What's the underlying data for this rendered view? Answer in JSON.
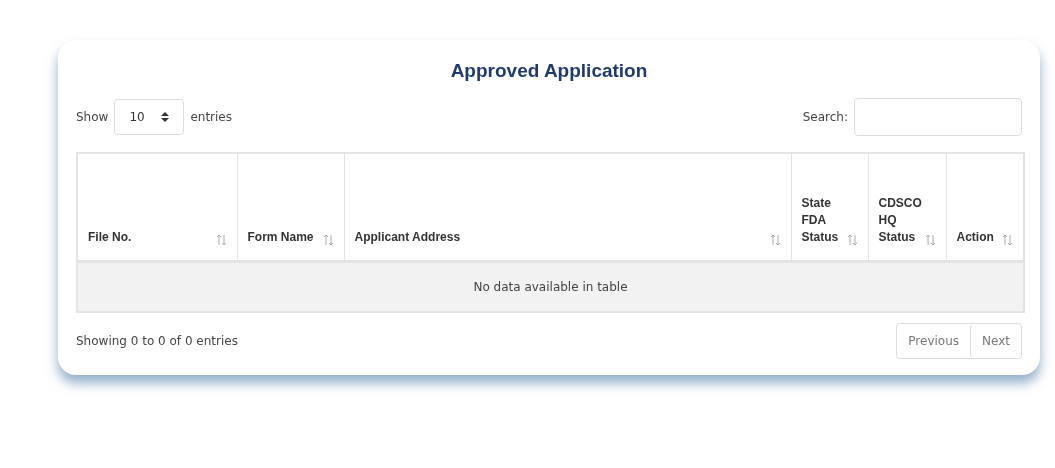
{
  "title": "Approved Application",
  "length_menu": {
    "before": "Show",
    "value": "10",
    "after": "entries"
  },
  "search": {
    "label": "Search:"
  },
  "table": {
    "columns": [
      {
        "label": "File No.",
        "sortable": true
      },
      {
        "label": "Form Name",
        "sortable": true
      },
      {
        "label": "Applicant Address",
        "sortable": true
      },
      {
        "label": "State FDA Status",
        "sortable": true
      },
      {
        "label": "CDSCO HQ Status",
        "sortable": true
      },
      {
        "label": "Action",
        "sortable": true
      }
    ],
    "empty_message": "No data available in table"
  },
  "info": "Showing 0 to 0 of 0 entries",
  "pagination": [
    {
      "label": "Previous",
      "disabled": true
    },
    {
      "label": "Next",
      "disabled": true
    }
  ]
}
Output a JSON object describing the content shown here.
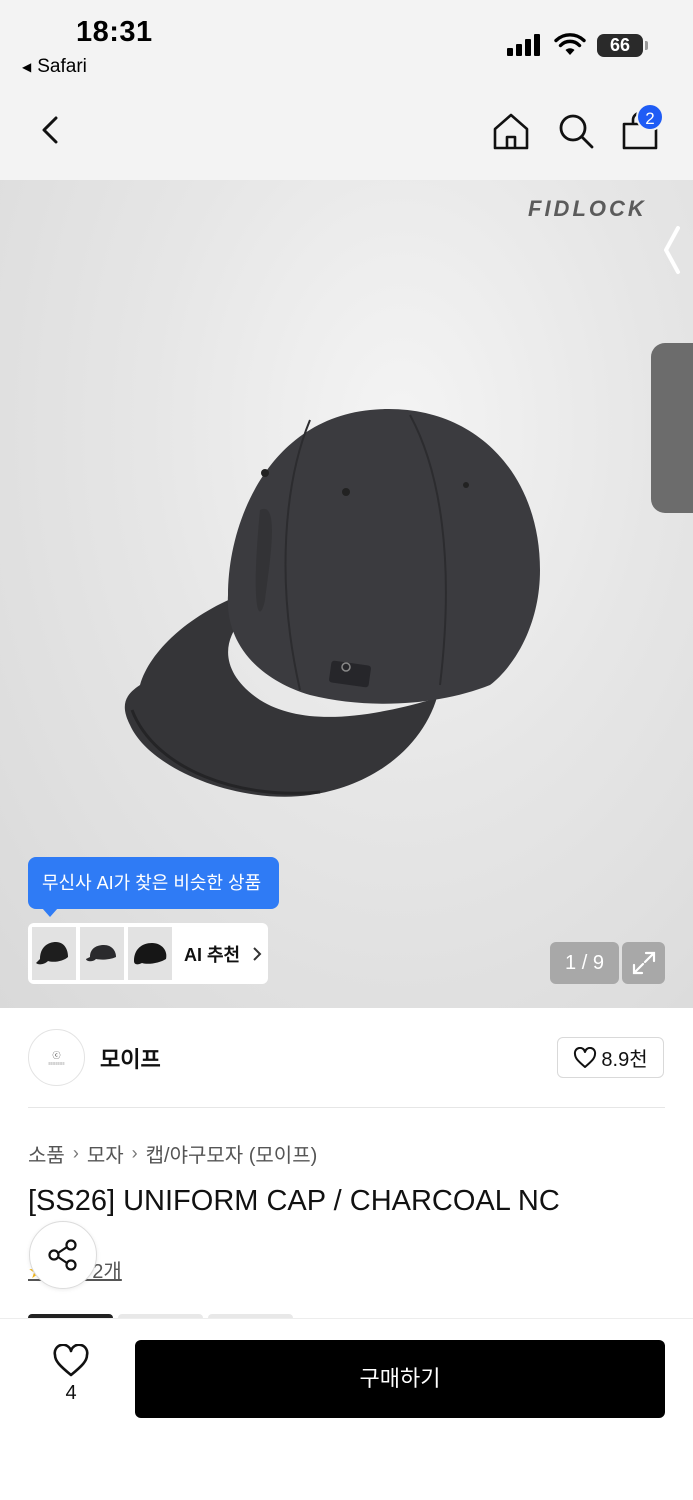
{
  "status_bar": {
    "time": "18:31",
    "back_app": "Safari",
    "battery": "66"
  },
  "nav": {
    "cart_count": "2"
  },
  "hero": {
    "watermark": "FIDLOCK",
    "ai_tooltip": "무신사 AI가 찾은 비슷한 상품",
    "ai_label": "AI 추천",
    "counter": "1 / 9"
  },
  "brand": {
    "name": "모이프",
    "likes": "8.9천"
  },
  "breadcrumb": [
    "소품",
    "모자",
    "캡/야구모자 (모이프)"
  ],
  "product": {
    "title": "[SS26] UNIFORM CAP / CHARCOAL NC",
    "review_text": "후기 2개"
  },
  "bottom": {
    "wish_count": "4",
    "buy_label": "구매하기"
  },
  "colors": {
    "accent_blue": "#2f7bf5",
    "badge_blue": "#1f5cf5",
    "buy_button": "#000000"
  }
}
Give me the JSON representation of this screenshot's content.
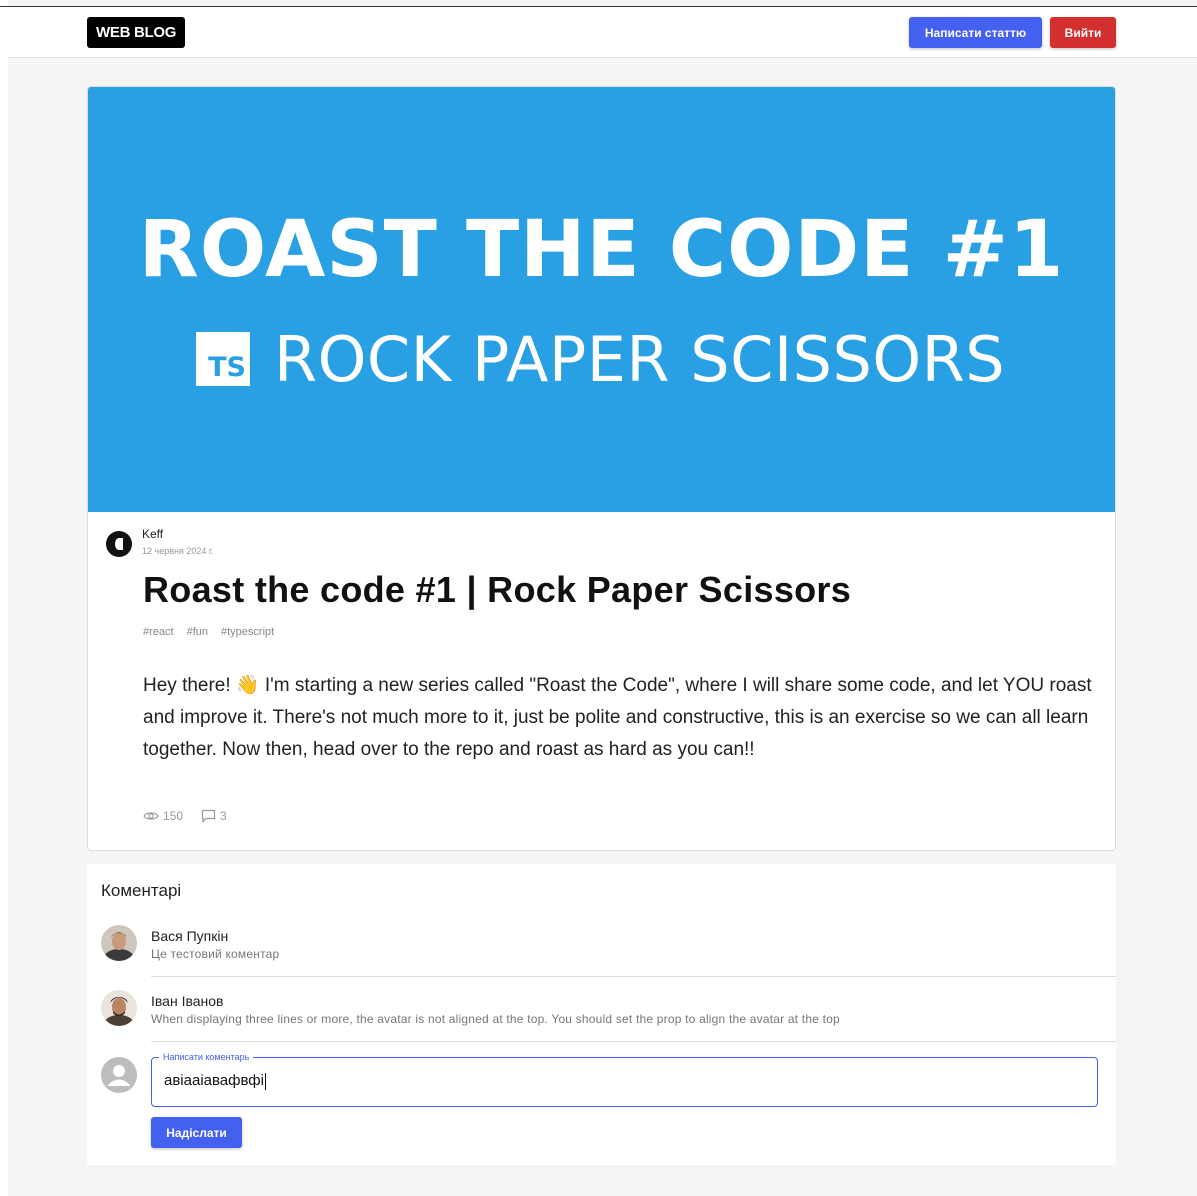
{
  "header": {
    "logo": "WEB BLOG",
    "write_button": "Написати статтю",
    "logout_button": "Вийти"
  },
  "post": {
    "banner": {
      "title": "ROAST THE CODE #1",
      "badge": "TS",
      "subtitle": "ROCK PAPER SCISSORS",
      "background": "#29a0e3"
    },
    "author": "Keff",
    "date": "12 червня 2024 г.",
    "title": "Roast the code #1 | Rock Paper Scissors",
    "tags": [
      "#react",
      "#fun",
      "#typescript"
    ],
    "body": "Hey there! 👋 I'm starting a new series called \"Roast the Code\", where I will share some code, and let YOU roast and improve it. There's not much more to it, just be polite and constructive, this is an exercise so we can all learn together. Now then, head over to the repo and roast as hard as you can!!",
    "views": "150",
    "comments_count": "3"
  },
  "comments": {
    "heading": "Коментарі",
    "items": [
      {
        "name": "Вася Пупкін",
        "text": "Це тестовий коментар"
      },
      {
        "name": "Іван Іванов",
        "text": "When displaying three lines or more, the avatar is not aligned at the top. You should set the prop to align the avatar at the top"
      }
    ],
    "input": {
      "label": "Написати коментарь",
      "value": "авіааіавафвфі"
    },
    "send_button": "Надіслати"
  },
  "colors": {
    "accent": "#4361ee",
    "danger": "#d32f2f"
  }
}
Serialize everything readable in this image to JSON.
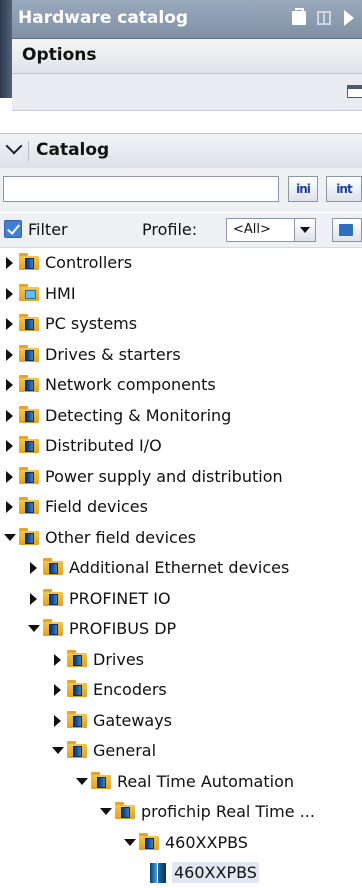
{
  "panel": {
    "title": "Hardware catalog",
    "options_label": "Options",
    "catalog_label": "Catalog"
  },
  "search": {
    "value": "",
    "placeholder": "",
    "search_down_label": "ini",
    "search_up_label": "int"
  },
  "filter": {
    "filter_label": "Filter",
    "filter_checked": true,
    "profile_label": "Profile:",
    "profile_value": "<All>"
  },
  "tree": [
    {
      "label": "Controllers",
      "depth": 0,
      "state": "collapsed",
      "icon": "folder-device-icon"
    },
    {
      "label": "HMI",
      "depth": 0,
      "state": "collapsed",
      "icon": "folder-hmi-icon"
    },
    {
      "label": "PC systems",
      "depth": 0,
      "state": "collapsed",
      "icon": "folder-device-icon"
    },
    {
      "label": "Drives & starters",
      "depth": 0,
      "state": "collapsed",
      "icon": "folder-device-icon"
    },
    {
      "label": "Network components",
      "depth": 0,
      "state": "collapsed",
      "icon": "folder-device-icon"
    },
    {
      "label": "Detecting & Monitoring",
      "depth": 0,
      "state": "collapsed",
      "icon": "folder-device-icon"
    },
    {
      "label": "Distributed I/O",
      "depth": 0,
      "state": "collapsed",
      "icon": "folder-device-icon"
    },
    {
      "label": "Power supply and distribution",
      "depth": 0,
      "state": "collapsed",
      "icon": "folder-device-icon"
    },
    {
      "label": "Field devices",
      "depth": 0,
      "state": "collapsed",
      "icon": "folder-device-icon"
    },
    {
      "label": "Other field devices",
      "depth": 0,
      "state": "expanded",
      "icon": "folder-device-icon"
    },
    {
      "label": "Additional Ethernet devices",
      "depth": 1,
      "state": "collapsed",
      "icon": "folder-device-icon"
    },
    {
      "label": "PROFINET IO",
      "depth": 1,
      "state": "collapsed",
      "icon": "folder-device-icon"
    },
    {
      "label": "PROFIBUS DP",
      "depth": 1,
      "state": "expanded",
      "icon": "folder-device-icon"
    },
    {
      "label": "Drives",
      "depth": 2,
      "state": "collapsed",
      "icon": "folder-device-icon"
    },
    {
      "label": "Encoders",
      "depth": 2,
      "state": "collapsed",
      "icon": "folder-device-icon"
    },
    {
      "label": "Gateways",
      "depth": 2,
      "state": "collapsed",
      "icon": "folder-device-icon"
    },
    {
      "label": "General",
      "depth": 2,
      "state": "expanded",
      "icon": "folder-device-icon"
    },
    {
      "label": "Real Time Automation",
      "depth": 3,
      "state": "expanded",
      "icon": "folder-device-icon"
    },
    {
      "label": "profichip Real Time ...",
      "depth": 4,
      "state": "expanded",
      "icon": "folder-device-icon"
    },
    {
      "label": "460XXPBS",
      "depth": 5,
      "state": "expanded",
      "icon": "folder-device-icon"
    },
    {
      "label": "460XXPBS",
      "depth": 6,
      "state": "leaf",
      "icon": "device-module-icon",
      "selected": true
    }
  ]
}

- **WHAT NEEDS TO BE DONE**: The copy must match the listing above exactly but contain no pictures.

- **REPLY TO THE EXERCISE**:
What's the underlying data for this rendered view? Answer in JSON.
{
  "title": "Approved Application",
  "length_menu": {
    "before": "Show",
    "value": "10",
    "after": "entries"
  },
  "search": {
    "label": "Search:"
  },
  "table": {
    "columns": [
      {
        "label": "File No.",
        "sortable": true
      },
      {
        "label": "Form Name",
        "sortable": true
      },
      {
        "label": "Applicant Address",
        "sortable": true
      },
      {
        "label": "State FDA Status",
        "sortable": true
      },
      {
        "label": "CDSCO HQ Status",
        "sortable": true
      },
      {
        "label": "Action",
        "sortable": true
      }
    ],
    "empty_message": "No data available in table"
  },
  "info": "Showing 0 to 0 of 0 entries",
  "pagination": [
    {
      "label": "Previous",
      "disabled": true
    },
    {
      "label": "Next",
      "disabled": true
    }
  ]
}
Output a JSON object describing the content shown here.
{
  "status_bar": {
    "time": "18:31",
    "back_app": "Safari",
    "battery": "66"
  },
  "nav": {
    "cart_count": "2"
  },
  "hero": {
    "watermark": "FIDLOCK",
    "ai_tooltip": "무신사 AI가 찾은 비슷한 상품",
    "ai_label": "AI 추천",
    "counter": "1 / 9"
  },
  "brand": {
    "name": "모이프",
    "likes": "8.9천"
  },
  "breadcrumb": [
    "소품",
    "모자",
    "캡/야구모자 (모이프)"
  ],
  "product": {
    "title": "[SS26] UNIFORM CAP / CHARCOAL NC",
    "review_text": "후기 2개"
  },
  "bottom": {
    "wish_count": "4",
    "buy_label": "구매하기"
  },
  "colors": {
    "accent_blue": "#2f7bf5",
    "badge_blue": "#1f5cf5",
    "buy_button": "#000000"
  }
}
Give me the JSON representation of this screenshot's content.
{
  "header": {
    "logo": "WEB BLOG",
    "write_button": "Написати статтю",
    "logout_button": "Вийти"
  },
  "post": {
    "banner": {
      "title": "ROAST THE CODE #1",
      "badge": "TS",
      "subtitle": "ROCK PAPER SCISSORS",
      "background": "#29a0e3"
    },
    "author": "Keff",
    "date": "12 червня 2024 г.",
    "title": "Roast the code #1 | Rock Paper Scissors",
    "tags": [
      "#react",
      "#fun",
      "#typescript"
    ],
    "body": "Hey there! 👋 I'm starting a new series called \"Roast the Code\", where I will share some code, and let YOU roast and improve it. There's not much more to it, just be polite and constructive, this is an exercise so we can all learn together. Now then, head over to the repo and roast as hard as you can!!",
    "views": "150",
    "comments_count": "3"
  },
  "comments": {
    "heading": "Коментарі",
    "items": [
      {
        "name": "Вася Пупкін",
        "text": "Це тестовий коментар"
      },
      {
        "name": "Іван Іванов",
        "text": "When displaying three lines or more, the avatar is not aligned at the top. You should set the prop to align the avatar at the top"
      }
    ],
    "input": {
      "label": "Написати коментарь",
      "value": "авіааіавафвфі"
    },
    "send_button": "Надіслати"
  },
  "colors": {
    "accent": "#4361ee",
    "danger": "#d32f2f"
  }
}
Serialize everything readable in this image to JSON.
{
  "panel": {
    "title": "Hardware catalog",
    "options_label": "Options",
    "catalog_label": "Catalog"
  },
  "search": {
    "value": "",
    "placeholder": "",
    "search_down_label": "ini",
    "search_up_label": "int"
  },
  "filter": {
    "filter_label": "Filter",
    "filter_checked": true,
    "profile_label": "Profile:",
    "profile_value": "<All>"
  },
  "tree": [
    {
      "label": "Controllers",
      "depth": 0,
      "state": "collapsed",
      "icon": "folder-device-icon"
    },
    {
      "label": "HMI",
      "depth": 0,
      "state": "collapsed",
      "icon": "folder-hmi-icon"
    },
    {
      "label": "PC systems",
      "depth": 0,
      "state": "collapsed",
      "icon": "folder-device-icon"
    },
    {
      "label": "Drives & starters",
      "depth": 0,
      "state": "collapsed",
      "icon": "folder-device-icon"
    },
    {
      "label": "Network components",
      "depth": 0,
      "state": "collapsed",
      "icon": "folder-device-icon"
    },
    {
      "label": "Detecting & Monitoring",
      "depth": 0,
      "state": "collapsed",
      "icon": "folder-device-icon"
    },
    {
      "label": "Distributed I/O",
      "depth": 0,
      "state": "collapsed",
      "icon": "folder-device-icon"
    },
    {
      "label": "Power supply and distribution",
      "depth": 0,
      "state": "collapsed",
      "icon": "folder-device-icon"
    },
    {
      "label": "Field devices",
      "depth": 0,
      "state": "collapsed",
      "icon": "folder-device-icon"
    },
    {
      "label": "Other field devices",
      "depth": 0,
      "state": "expanded",
      "icon": "folder-device-icon"
    },
    {
      "label": "Additional Ethernet devices",
      "depth": 1,
      "state": "collapsed",
      "icon": "folder-device-icon"
    },
    {
      "label": "PROFINET IO",
      "depth": 1,
      "state": "collapsed",
      "icon": "folder-device-icon"
    },
    {
      "label": "PROFIBUS DP",
      "depth": 1,
      "state": "expanded",
      "icon": "folder-device-icon"
    },
    {
      "label": "Drives",
      "depth": 2,
      "state": "collapsed",
      "icon": "folder-device-icon"
    },
    {
      "label": "Encoders",
      "depth": 2,
      "state": "collapsed",
      "icon": "folder-device-icon"
    },
    {
      "label": "Gateways",
      "depth": 2,
      "state": "collapsed",
      "icon": "folder-device-icon"
    },
    {
      "label": "General",
      "depth": 2,
      "state": "expanded",
      "icon": "folder-device-icon"
    },
    {
      "label": "Real Time Automation",
      "depth": 3,
      "state": "expanded",
      "icon": "folder-device-icon"
    },
    {
      "label": "profichip Real Time ...",
      "depth": 4,
      "state": "expanded",
      "icon": "folder-device-icon"
    },
    {
      "label": "460XXPBS",
      "depth": 5,
      "state": "expanded",
      "icon": "folder-device-icon"
    },
    {
      "label": "460XXPBS",
      "depth": 6,
      "state": "leaf",
      "icon": "device-module-icon",
      "selected": true
    }
  ]
}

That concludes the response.